Many states have stronger rules than Bagley à eg. NEW YORK -> Vilardi case à required to give anything that MIGHT BE exculpatory.  (Calif. has similar rule).  (Bagley is const. floor)
Some jxd still follow Agurs.
Strickler – clarifies Bagley:
1.      Ev. at issue must be favorable to the accused becaue it is either exculpatory or impeaches a witness
2.      Ev. must have been suppressed by the state either Willfully or Inadvertantly;
3.      The DEF case was prejudiced as result.
Kyles v. Whitley –
1.      Bagley is not preponderance test; Q is not whether DEF was more likely than not to have received diff verdict; Q IS: Whether in absence of ev., he received a Fair Trial.
2.      Bagley is not a sufficiency of evidence test.  Test goes to whether favorable ev. could reasonably be taken to put the case in a diff light so as to undermine confidence in the verdict.
3.      By definition, Bagley error IS A HARMLESS ERROR.
*After Bagley – only have to give DEF is exculpatory ev. that would lead to REVERSAL. 
Ariz. v Youngblood (Rehnquist) – good faith/ bad faith standard for preservation of ev. Police at most negligent in failing to keep DNA ev. refrigerated à No reversible error. 
·         Stevens à Jury instructed about Police negligence à cures some of the problem.

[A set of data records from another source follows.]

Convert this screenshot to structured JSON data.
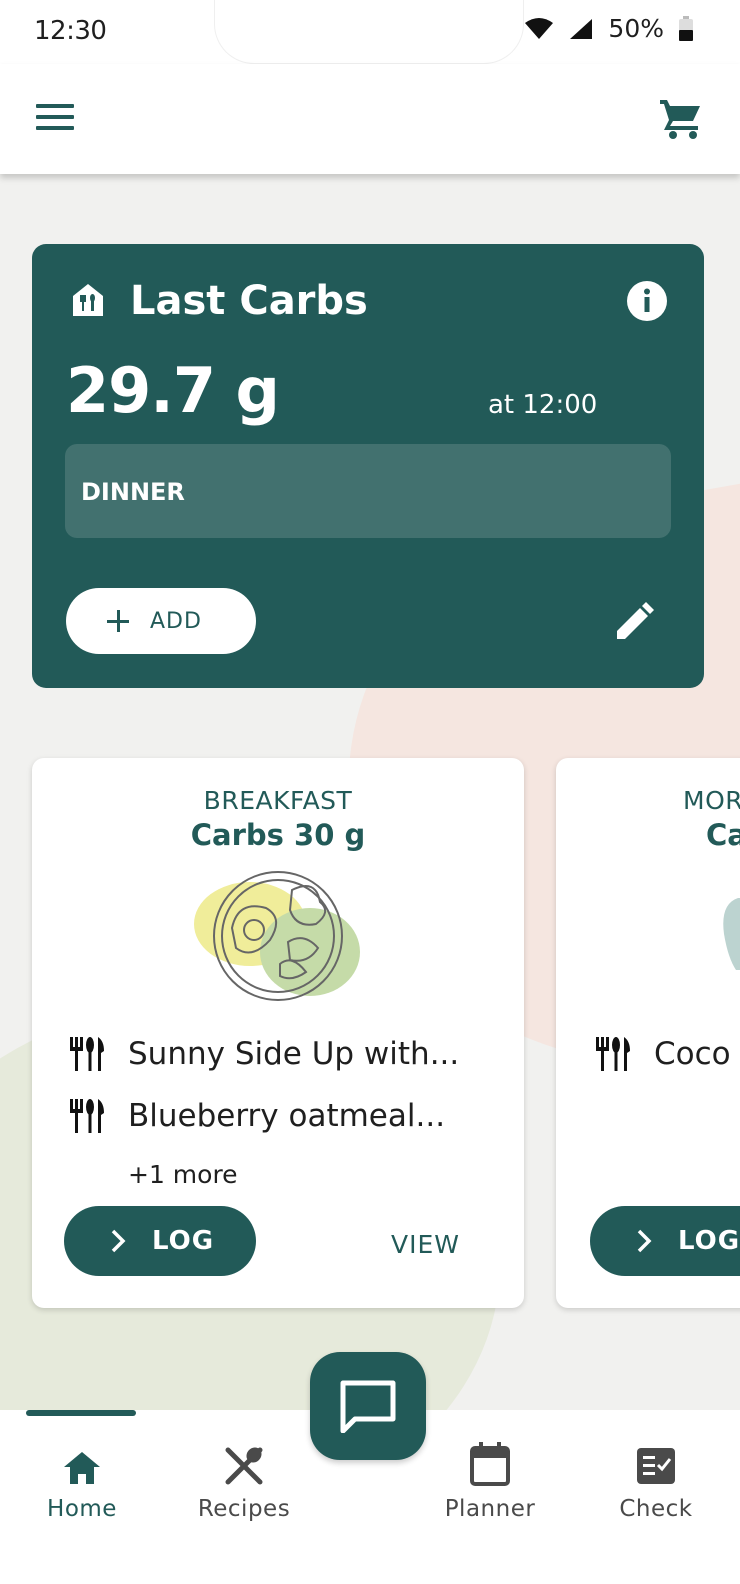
{
  "status_bar": {
    "time": "12:30",
    "battery": "50%"
  },
  "header": {
    "menu_icon": "menu-icon",
    "cart_icon": "cart-icon"
  },
  "last_carbs": {
    "title": "Last Carbs",
    "value": "29.7  g",
    "time": "at 12:00",
    "meal": "DINNER",
    "add_label": "ADD"
  },
  "meals": [
    {
      "type": "BREAKFAST",
      "carbs": "Carbs 30 g",
      "items": [
        "Sunny Side Up with...",
        "Blueberry oatmeal..."
      ],
      "more": "+1 more",
      "log_label": "LOG",
      "view_label": "VIEW"
    },
    {
      "type": "MOR",
      "carbs": "Ca",
      "items": [
        "Coco"
      ],
      "log_label": "LOG"
    }
  ],
  "bottom_nav": {
    "items": [
      {
        "label": "Home",
        "icon": "home-icon",
        "active": true
      },
      {
        "label": "Recipes",
        "icon": "recipes-icon",
        "active": false
      },
      {
        "label": "Planner",
        "icon": "calendar-icon",
        "active": false
      },
      {
        "label": "Check",
        "icon": "checklist-icon",
        "active": false
      }
    ]
  },
  "colors": {
    "primary": "#225a58",
    "primary_light": "#42716f",
    "background": "#f1f1ef"
  }
}
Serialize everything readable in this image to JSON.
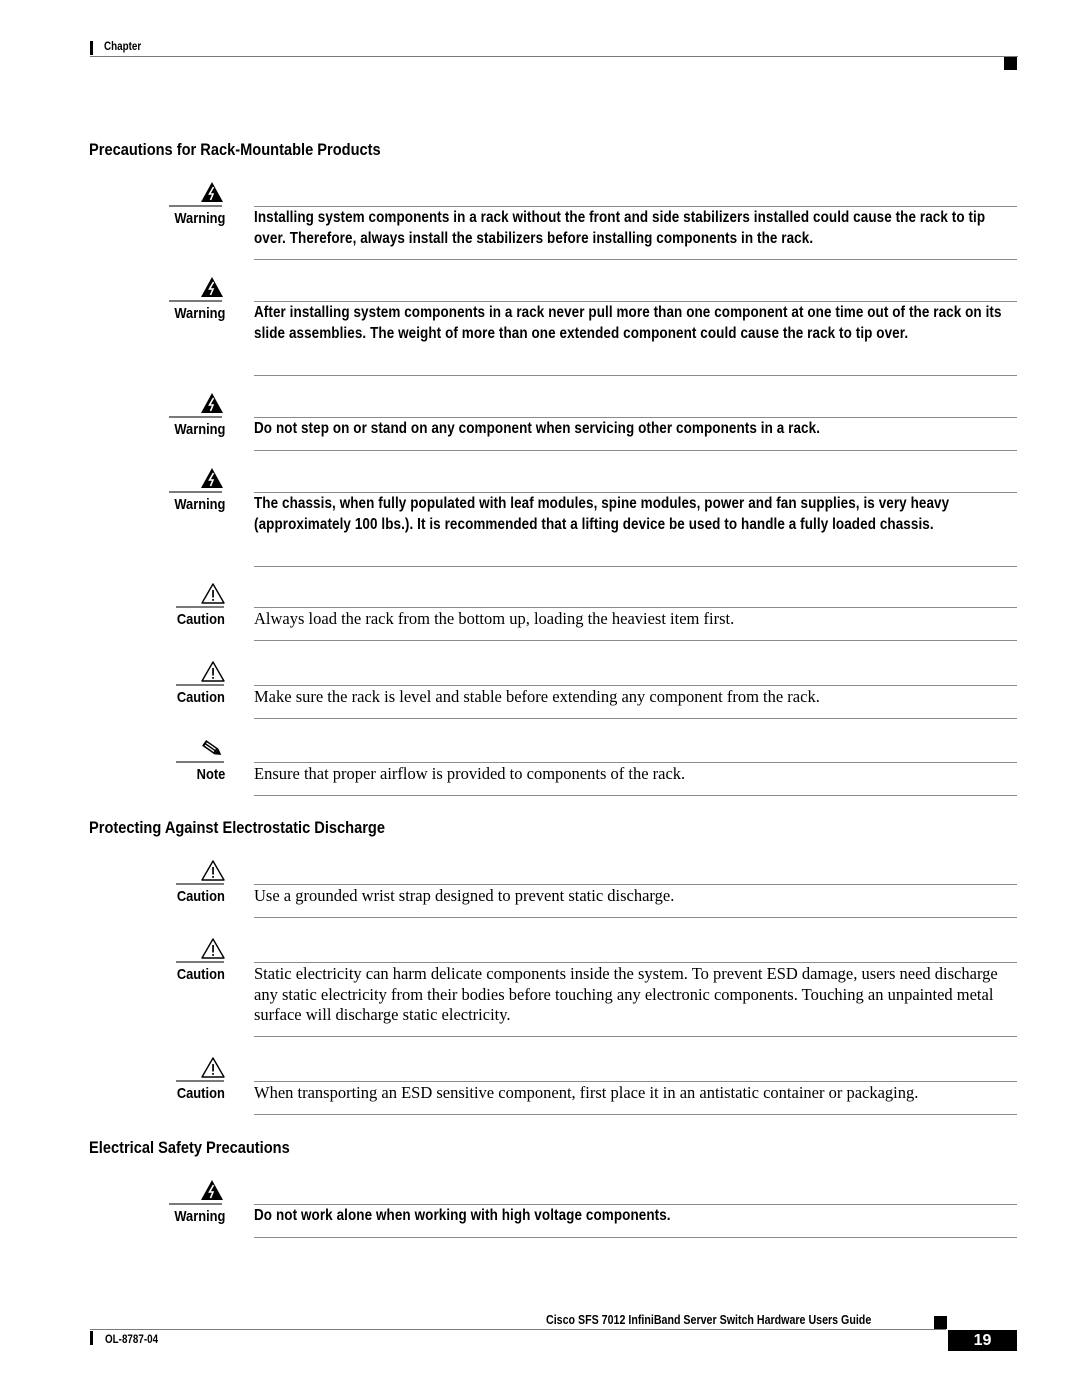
{
  "header": {
    "chapter_label": "Chapter"
  },
  "sections": [
    {
      "heading": "Precautions for Rack-Mountable Products",
      "notices": [
        {
          "kind": "Warning",
          "icon": "warning-lightning-icon",
          "style": "bold",
          "text": "Installing system components in a rack without the front and side stabilizers installed could cause the rack to tip over. Therefore, always install the stabilizers before installing components in the rack."
        },
        {
          "kind": "Warning",
          "icon": "warning-lightning-icon",
          "style": "bold",
          "text": "After installing system components in a rack never pull more than one component at one time out of the rack on its slide assemblies. The weight of more than one extended component could cause the rack to tip over."
        },
        {
          "kind": "Warning",
          "icon": "warning-lightning-icon",
          "style": "bold",
          "text": "Do not step on or stand on any component when servicing other components in a rack."
        },
        {
          "kind": "Warning",
          "icon": "warning-lightning-icon",
          "style": "bold",
          "text": "The chassis, when fully populated with leaf modules, spine modules, power and fan supplies, is very heavy (approximately 100 lbs.). It is recommended that a lifting device be used to handle a fully loaded chassis."
        },
        {
          "kind": "Caution",
          "icon": "caution-exclamation-icon",
          "style": "plain",
          "text": "Always load the rack from the bottom up, loading the heaviest item first."
        },
        {
          "kind": "Caution",
          "icon": "caution-exclamation-icon",
          "style": "plain",
          "text": "Make sure the rack is level and stable before extending any component from the rack."
        },
        {
          "kind": "Note",
          "icon": "note-pencil-icon",
          "style": "plain",
          "text": "Ensure that proper airflow is provided to components of the rack."
        }
      ]
    },
    {
      "heading": "Protecting Against Electrostatic Discharge",
      "notices": [
        {
          "kind": "Caution",
          "icon": "caution-exclamation-icon",
          "style": "plain",
          "text": "Use a grounded wrist strap designed to prevent static discharge."
        },
        {
          "kind": "Caution",
          "icon": "caution-exclamation-icon",
          "style": "plain",
          "text": "Static electricity can harm delicate components inside the system. To prevent ESD damage, users need discharge any static electricity from their bodies before touching any electronic components. Touching an unpainted metal surface will discharge static electricity."
        },
        {
          "kind": "Caution",
          "icon": "caution-exclamation-icon",
          "style": "plain",
          "text": "When transporting an ESD sensitive component, first place it in an antistatic container or packaging."
        }
      ]
    },
    {
      "heading": "Electrical Safety Precautions",
      "notices": [
        {
          "kind": "Warning",
          "icon": "warning-lightning-icon",
          "style": "bold",
          "text": "Do not work alone when working with high voltage components."
        }
      ]
    }
  ],
  "footer": {
    "guide_title": "Cisco SFS 7012 InfiniBand Server Switch Hardware Users Guide",
    "doc_number": "OL-8787-04",
    "page_number": "19"
  }
}
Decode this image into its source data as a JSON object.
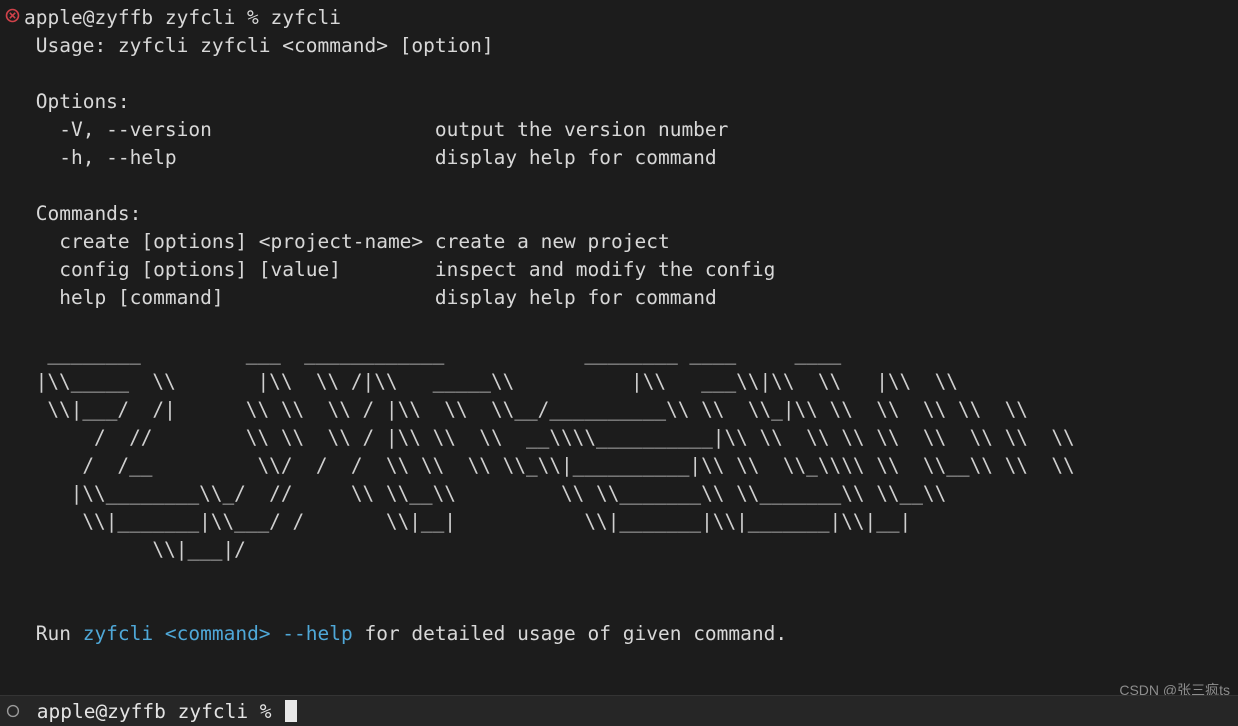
{
  "window": {
    "background_color": "#1c1c1c",
    "text_color": "#d8d8d8",
    "accent_color": "#4fa8d8",
    "error_color": "#d0424a"
  },
  "top_prompt": {
    "icon": "error-circle-icon",
    "text": "apple@zyffb zyfcli % zyfcli"
  },
  "output": {
    "usage_line": " Usage: zyfcli zyfcli <command> [option]",
    "options_heading": " Options:",
    "options": [
      {
        "flags": "   -V, --version",
        "pad": "                   ",
        "description": "output the version number"
      },
      {
        "flags": "   -h, --help",
        "pad": "                      ",
        "description": "display help for command"
      }
    ],
    "commands_heading": " Commands:",
    "commands": [
      {
        "signature": "   create [options] <project-name>",
        "pad": " ",
        "description": "create a new project"
      },
      {
        "signature": "   config [options] [value]",
        "pad": "        ",
        "description": "inspect and modify the config"
      },
      {
        "signature": "   help [command]",
        "pad": "                  ",
        "description": "display help for command"
      }
    ],
    "footer": {
      "prefix": " Run ",
      "highlight": "zyfcli <command> --help",
      "suffix": " for detailed usage of given command."
    }
  },
  "ascii_banner": {
    "name": "zyfcli-ascii-logo",
    "lines": [
      "  ________         ___  ____________            ________ ____     ____",
      " |\\\\_____  \\\\       |\\\\  \\\\ /|\\\\   _____\\\\          |\\\\   ___\\\\|\\\\  \\\\   |\\\\  \\\\",
      "  \\\\|___/  /|      \\\\ \\\\  \\\\ / |\\\\  \\\\  \\\\__/__________\\\\ \\\\  \\\\_|\\\\ \\\\  \\\\  \\\\ \\\\  \\\\",
      "      /  //        \\\\ \\\\  \\\\ / |\\\\ \\\\  \\\\  __\\\\\\\\__________|\\\\ \\\\  \\\\ \\\\ \\\\  \\\\  \\\\ \\\\  \\\\",
      "     /  /__         \\\\/  /  /  \\\\ \\\\  \\\\ \\\\_\\\\|__________|\\\\ \\\\  \\\\_\\\\\\\\ \\\\  \\\\__\\\\ \\\\  \\\\",
      "    |\\\\________\\\\_/  //     \\\\ \\\\__\\\\         \\\\ \\\\_______\\\\ \\\\_______\\\\ \\\\__\\\\",
      "     \\\\|_______|\\\\___/ /       \\\\|__|           \\\\|_______|\\\\|_______|\\\\|__|",
      "           \\\\|___|/"
    ]
  },
  "bottom_bar": {
    "icon": "idle-circle-icon",
    "prompt": " apple@zyffb zyfcli % ",
    "cursor": "block-cursor"
  },
  "watermark": {
    "text": "CSDN @张三疯ts"
  }
}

Williams v. Florida – DEF must disclose alibi defense in advance, witnesses.  Ct says not a 5th Am. Violation – had a choice to raise that DEF, and all these details would come out eventually  at trial anyway